[RECORD EXTRACTS]

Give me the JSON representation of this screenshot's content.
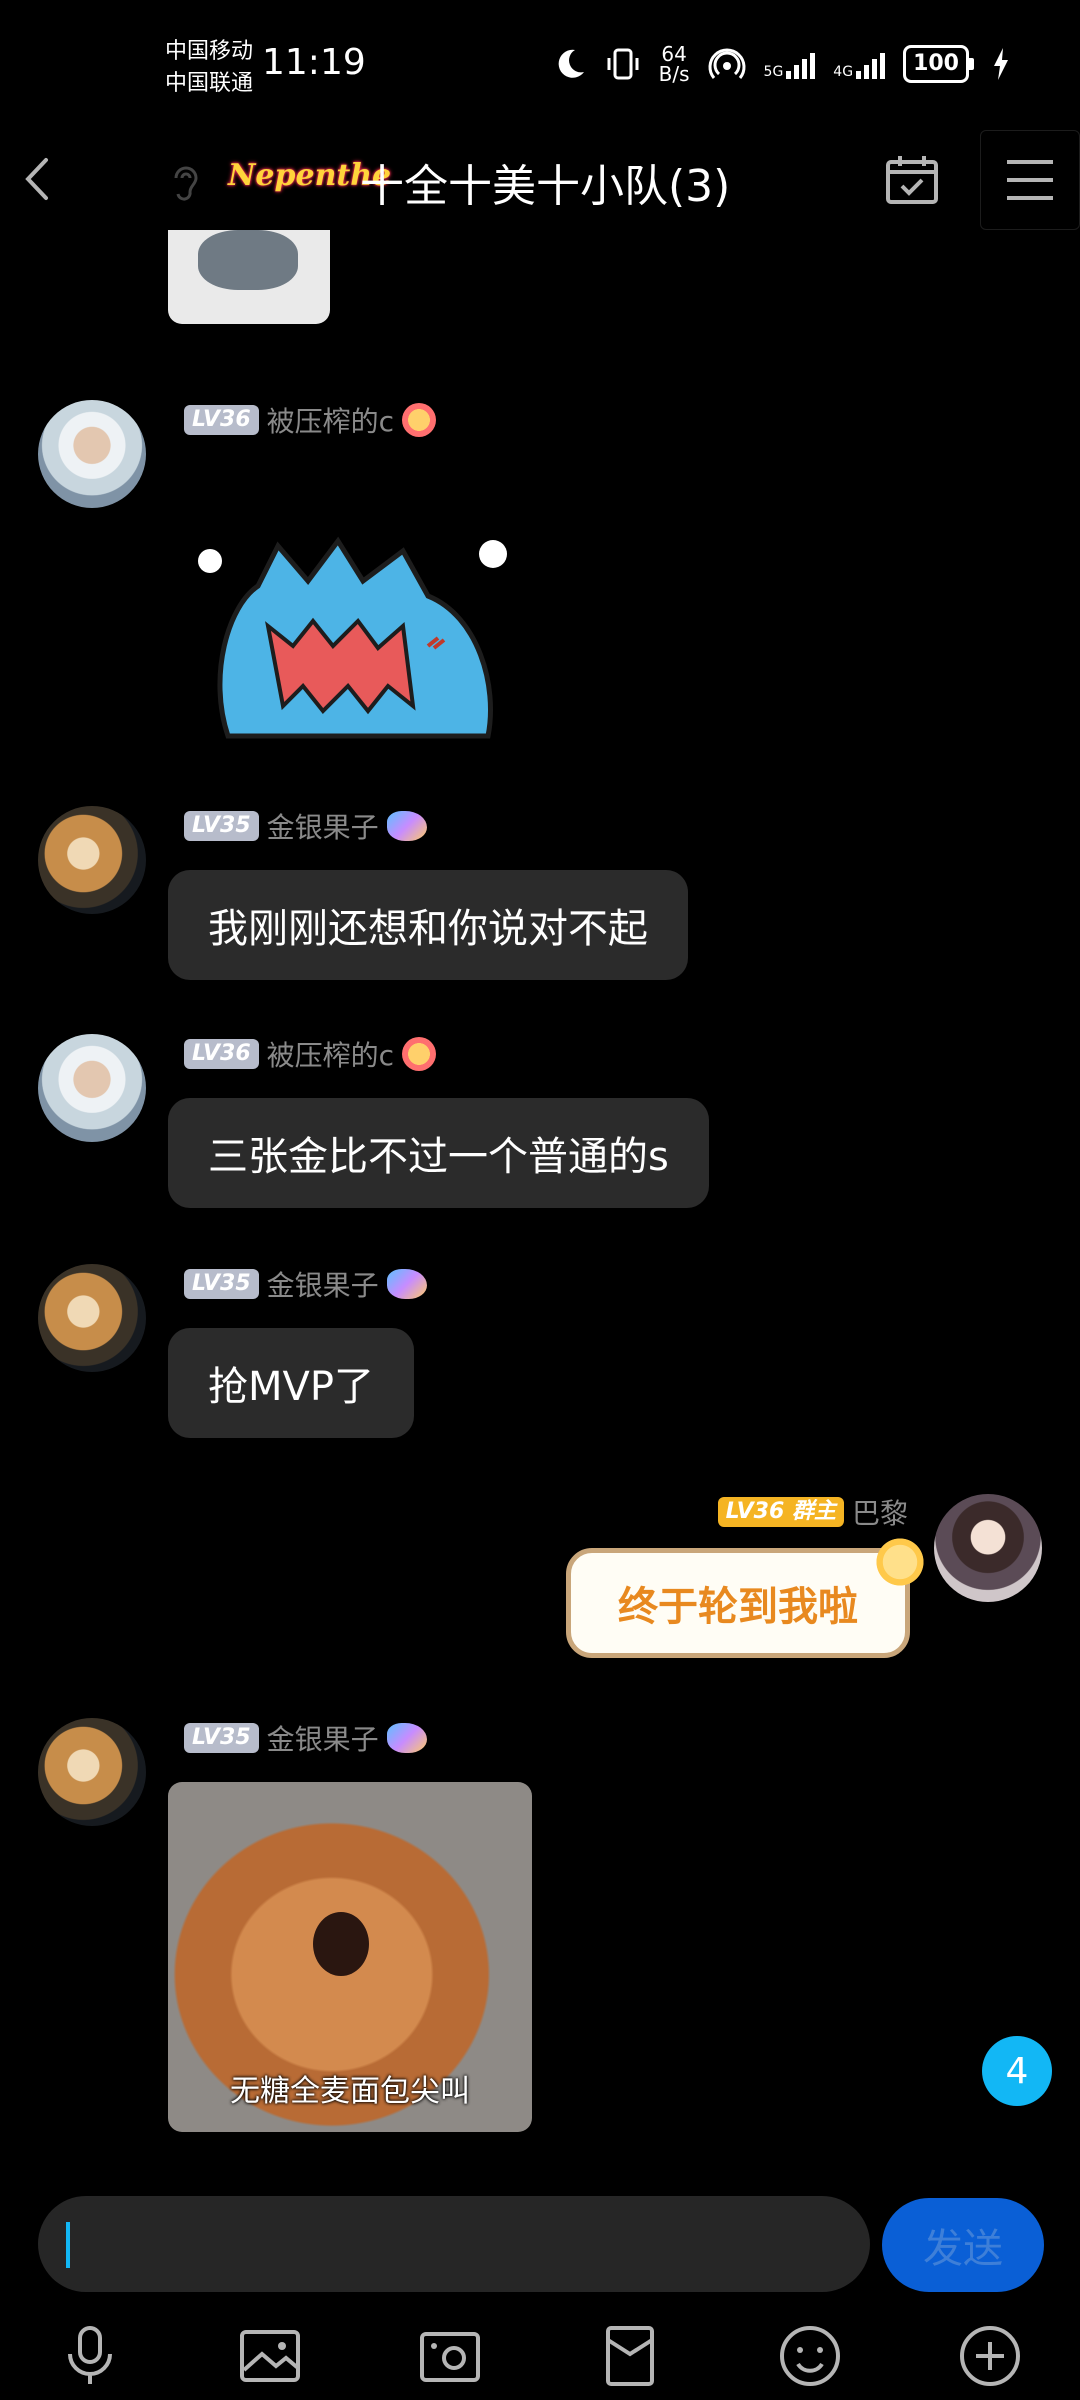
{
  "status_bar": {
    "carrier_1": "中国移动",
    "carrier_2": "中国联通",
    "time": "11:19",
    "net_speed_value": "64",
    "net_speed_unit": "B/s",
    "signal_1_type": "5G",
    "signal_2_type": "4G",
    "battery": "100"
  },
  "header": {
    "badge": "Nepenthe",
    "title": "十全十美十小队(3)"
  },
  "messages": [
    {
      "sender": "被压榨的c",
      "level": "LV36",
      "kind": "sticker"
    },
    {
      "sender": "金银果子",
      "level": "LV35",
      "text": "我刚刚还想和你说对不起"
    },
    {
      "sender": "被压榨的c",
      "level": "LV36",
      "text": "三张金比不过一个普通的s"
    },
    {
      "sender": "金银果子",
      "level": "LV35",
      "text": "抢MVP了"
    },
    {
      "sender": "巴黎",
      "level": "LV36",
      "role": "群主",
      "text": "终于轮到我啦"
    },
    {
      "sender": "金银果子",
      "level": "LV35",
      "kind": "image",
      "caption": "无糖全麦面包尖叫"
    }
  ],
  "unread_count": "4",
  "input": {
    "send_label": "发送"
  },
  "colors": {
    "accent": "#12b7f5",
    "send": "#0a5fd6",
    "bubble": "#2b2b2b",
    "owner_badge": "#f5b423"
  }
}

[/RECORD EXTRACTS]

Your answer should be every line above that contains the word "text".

*EXERCISE RESULT:*
      "text": "我刚刚还想和你说对不起"
      "text": "三张金比不过一个普通的s"
      "text": "抢MVP了"
      "text": "终于轮到我啦"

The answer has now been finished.